§ EXERCISE REQUIREMENTS:
Find every line below where the word "Long" occurs. Then say how many there are, giving only the number.

§ PROVIDED INFORMATION:
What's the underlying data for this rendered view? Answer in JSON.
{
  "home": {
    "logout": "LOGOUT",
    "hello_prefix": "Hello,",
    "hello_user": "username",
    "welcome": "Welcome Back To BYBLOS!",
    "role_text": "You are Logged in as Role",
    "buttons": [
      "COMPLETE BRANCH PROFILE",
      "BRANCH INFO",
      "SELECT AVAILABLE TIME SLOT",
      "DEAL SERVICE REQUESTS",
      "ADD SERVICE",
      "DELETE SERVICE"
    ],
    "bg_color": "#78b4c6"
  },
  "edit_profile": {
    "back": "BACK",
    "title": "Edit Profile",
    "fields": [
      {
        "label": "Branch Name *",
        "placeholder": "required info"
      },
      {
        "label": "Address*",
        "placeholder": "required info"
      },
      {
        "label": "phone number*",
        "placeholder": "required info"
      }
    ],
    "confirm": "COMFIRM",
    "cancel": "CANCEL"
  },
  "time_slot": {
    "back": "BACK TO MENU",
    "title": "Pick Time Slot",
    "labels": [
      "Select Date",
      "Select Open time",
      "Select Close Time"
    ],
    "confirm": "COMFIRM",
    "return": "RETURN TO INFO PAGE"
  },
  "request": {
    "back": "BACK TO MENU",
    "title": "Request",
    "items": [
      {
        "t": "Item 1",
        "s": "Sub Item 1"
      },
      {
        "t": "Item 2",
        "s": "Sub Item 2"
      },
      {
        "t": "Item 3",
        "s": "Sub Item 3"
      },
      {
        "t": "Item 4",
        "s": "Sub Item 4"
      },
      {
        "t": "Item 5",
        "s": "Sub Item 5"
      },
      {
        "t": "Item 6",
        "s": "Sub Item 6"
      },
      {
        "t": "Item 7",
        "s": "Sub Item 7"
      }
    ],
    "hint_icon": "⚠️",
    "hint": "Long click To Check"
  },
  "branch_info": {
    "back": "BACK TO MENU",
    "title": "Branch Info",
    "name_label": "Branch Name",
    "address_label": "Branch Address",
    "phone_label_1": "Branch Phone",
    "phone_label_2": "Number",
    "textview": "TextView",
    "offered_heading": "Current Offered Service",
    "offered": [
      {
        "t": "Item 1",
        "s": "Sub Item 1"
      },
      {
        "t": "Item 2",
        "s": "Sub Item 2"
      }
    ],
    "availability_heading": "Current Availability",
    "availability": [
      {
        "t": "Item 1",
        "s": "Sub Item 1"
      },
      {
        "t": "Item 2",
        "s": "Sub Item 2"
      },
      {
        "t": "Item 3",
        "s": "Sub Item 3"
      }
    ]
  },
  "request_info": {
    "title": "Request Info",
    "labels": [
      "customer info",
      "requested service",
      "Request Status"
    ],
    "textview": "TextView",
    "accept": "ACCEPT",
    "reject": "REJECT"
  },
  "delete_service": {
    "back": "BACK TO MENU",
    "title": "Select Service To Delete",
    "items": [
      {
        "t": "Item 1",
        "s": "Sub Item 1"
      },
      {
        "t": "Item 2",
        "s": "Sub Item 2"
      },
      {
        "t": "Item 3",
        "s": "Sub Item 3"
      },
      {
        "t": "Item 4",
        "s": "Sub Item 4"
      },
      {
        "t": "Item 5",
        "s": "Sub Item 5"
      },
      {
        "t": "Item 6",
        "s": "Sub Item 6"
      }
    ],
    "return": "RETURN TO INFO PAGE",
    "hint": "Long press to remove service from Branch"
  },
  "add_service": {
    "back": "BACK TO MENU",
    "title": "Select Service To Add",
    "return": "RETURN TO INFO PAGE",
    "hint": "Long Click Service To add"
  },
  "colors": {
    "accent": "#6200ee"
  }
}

§ OUTPUT FOR THIS TASK:
3